* **Try it**:
Read each line of the material and note whether it contains "message". Give the number of such lines and nothing else.

* **Supplied data**:
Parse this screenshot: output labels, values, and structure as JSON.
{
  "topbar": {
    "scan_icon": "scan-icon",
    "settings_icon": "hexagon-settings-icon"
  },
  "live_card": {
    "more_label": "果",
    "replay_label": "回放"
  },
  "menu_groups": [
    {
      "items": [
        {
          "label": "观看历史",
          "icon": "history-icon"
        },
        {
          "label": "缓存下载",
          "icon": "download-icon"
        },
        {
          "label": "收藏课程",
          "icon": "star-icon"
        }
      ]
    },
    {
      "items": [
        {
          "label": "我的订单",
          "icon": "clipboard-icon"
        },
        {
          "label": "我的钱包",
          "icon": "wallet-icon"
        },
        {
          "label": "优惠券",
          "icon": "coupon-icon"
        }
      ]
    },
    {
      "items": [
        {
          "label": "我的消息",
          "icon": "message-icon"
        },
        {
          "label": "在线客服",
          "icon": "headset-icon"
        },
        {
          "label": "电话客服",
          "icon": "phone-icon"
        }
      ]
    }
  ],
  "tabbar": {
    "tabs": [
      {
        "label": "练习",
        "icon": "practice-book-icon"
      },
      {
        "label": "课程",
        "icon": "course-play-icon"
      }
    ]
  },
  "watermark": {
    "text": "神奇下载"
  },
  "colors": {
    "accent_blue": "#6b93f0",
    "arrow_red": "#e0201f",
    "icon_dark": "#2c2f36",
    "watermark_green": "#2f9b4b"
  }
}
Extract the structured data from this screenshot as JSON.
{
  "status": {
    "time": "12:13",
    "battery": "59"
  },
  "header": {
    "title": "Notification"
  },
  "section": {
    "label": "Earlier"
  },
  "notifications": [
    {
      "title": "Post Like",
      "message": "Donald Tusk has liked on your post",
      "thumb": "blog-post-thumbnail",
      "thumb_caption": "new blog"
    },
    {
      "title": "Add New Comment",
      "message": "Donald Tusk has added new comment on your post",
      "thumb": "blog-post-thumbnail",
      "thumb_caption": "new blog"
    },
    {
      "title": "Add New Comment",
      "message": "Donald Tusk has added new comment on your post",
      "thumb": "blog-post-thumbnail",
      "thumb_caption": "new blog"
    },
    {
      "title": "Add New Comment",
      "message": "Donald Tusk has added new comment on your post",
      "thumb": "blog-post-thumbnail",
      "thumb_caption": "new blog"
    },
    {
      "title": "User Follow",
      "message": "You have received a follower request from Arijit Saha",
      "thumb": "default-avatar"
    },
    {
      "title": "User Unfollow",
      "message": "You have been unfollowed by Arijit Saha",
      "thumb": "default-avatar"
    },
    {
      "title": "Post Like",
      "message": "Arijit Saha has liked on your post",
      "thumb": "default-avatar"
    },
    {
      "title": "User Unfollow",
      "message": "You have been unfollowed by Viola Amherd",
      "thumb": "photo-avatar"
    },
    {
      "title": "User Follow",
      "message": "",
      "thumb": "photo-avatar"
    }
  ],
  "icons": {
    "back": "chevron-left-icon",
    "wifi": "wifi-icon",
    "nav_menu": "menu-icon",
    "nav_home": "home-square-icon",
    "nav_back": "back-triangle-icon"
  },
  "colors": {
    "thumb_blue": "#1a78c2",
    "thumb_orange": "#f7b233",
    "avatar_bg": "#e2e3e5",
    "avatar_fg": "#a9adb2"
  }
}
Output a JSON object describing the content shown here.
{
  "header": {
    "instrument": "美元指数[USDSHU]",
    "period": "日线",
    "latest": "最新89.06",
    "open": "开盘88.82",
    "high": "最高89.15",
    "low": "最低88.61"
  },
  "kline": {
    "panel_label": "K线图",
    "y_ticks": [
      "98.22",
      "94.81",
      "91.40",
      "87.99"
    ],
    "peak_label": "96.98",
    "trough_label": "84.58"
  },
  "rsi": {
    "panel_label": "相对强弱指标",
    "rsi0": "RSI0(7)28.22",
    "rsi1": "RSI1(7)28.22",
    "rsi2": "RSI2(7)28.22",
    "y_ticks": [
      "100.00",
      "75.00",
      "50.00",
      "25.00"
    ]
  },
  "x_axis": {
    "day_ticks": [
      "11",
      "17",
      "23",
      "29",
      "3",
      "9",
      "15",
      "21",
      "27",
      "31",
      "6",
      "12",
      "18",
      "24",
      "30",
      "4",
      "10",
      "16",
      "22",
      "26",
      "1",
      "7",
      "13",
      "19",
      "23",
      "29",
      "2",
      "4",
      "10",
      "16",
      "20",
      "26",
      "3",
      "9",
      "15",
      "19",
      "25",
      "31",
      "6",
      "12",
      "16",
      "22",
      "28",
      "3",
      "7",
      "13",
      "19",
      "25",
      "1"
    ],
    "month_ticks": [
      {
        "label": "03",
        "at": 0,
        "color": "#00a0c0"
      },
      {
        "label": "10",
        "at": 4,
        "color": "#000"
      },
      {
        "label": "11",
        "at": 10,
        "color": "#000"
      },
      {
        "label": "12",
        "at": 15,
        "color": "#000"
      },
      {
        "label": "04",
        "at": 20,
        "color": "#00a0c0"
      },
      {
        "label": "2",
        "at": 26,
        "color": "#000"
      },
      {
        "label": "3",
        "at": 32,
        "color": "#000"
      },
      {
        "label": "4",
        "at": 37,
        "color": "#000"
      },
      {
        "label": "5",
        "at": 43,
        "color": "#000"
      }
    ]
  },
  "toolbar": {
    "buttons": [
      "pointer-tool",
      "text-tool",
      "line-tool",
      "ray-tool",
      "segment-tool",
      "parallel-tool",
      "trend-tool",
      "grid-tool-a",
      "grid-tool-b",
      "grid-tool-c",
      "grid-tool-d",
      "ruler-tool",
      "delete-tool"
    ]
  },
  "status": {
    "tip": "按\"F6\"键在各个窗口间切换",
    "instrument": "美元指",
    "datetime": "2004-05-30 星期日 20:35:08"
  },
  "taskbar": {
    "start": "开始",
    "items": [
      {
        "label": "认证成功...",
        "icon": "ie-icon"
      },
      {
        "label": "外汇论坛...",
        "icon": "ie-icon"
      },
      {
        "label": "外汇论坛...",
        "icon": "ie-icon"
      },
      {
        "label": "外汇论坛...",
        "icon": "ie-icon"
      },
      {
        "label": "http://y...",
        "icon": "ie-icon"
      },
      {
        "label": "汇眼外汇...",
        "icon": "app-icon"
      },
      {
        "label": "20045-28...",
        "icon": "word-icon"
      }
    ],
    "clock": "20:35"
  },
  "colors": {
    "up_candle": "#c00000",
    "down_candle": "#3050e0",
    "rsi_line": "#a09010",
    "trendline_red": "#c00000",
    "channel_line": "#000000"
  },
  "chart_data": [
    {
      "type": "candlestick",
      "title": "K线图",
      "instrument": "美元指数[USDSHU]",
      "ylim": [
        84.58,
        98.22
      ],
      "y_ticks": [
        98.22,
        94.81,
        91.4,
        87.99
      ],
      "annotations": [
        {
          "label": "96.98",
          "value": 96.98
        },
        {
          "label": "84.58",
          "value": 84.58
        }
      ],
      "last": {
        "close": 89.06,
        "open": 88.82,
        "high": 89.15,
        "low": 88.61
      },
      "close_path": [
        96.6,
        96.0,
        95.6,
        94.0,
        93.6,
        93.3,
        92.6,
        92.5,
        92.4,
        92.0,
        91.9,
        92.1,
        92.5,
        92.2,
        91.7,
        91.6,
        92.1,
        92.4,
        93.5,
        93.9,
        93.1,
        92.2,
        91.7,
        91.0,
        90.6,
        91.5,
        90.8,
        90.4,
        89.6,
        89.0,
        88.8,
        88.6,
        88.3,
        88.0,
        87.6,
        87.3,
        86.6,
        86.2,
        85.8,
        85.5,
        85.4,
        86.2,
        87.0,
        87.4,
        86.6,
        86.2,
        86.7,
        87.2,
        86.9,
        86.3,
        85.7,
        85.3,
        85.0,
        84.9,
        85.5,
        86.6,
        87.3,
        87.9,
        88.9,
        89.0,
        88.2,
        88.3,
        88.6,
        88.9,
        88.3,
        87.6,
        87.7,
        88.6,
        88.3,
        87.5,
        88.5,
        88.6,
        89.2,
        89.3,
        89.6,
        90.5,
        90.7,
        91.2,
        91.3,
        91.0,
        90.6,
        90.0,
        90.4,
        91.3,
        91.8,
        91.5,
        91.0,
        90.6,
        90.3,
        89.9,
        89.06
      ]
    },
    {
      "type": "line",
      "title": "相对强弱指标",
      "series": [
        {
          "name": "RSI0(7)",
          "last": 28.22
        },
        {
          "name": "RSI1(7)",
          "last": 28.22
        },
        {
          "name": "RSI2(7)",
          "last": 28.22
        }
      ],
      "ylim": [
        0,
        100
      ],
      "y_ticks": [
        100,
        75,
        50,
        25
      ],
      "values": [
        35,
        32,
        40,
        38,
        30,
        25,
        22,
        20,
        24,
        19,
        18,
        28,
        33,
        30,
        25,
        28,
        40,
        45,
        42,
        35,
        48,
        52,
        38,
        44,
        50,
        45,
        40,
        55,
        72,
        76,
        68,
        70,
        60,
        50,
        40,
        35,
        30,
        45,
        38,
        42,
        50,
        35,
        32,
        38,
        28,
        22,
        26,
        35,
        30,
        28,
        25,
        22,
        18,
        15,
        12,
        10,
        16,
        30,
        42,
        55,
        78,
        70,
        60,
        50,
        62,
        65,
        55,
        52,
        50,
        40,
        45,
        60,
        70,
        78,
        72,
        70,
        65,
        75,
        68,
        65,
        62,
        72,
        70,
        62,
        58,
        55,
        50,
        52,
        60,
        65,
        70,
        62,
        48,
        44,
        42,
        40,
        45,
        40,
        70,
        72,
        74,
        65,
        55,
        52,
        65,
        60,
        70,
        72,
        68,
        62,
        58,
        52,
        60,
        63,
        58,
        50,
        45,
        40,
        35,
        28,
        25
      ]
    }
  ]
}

* **Response to this exercise**:
10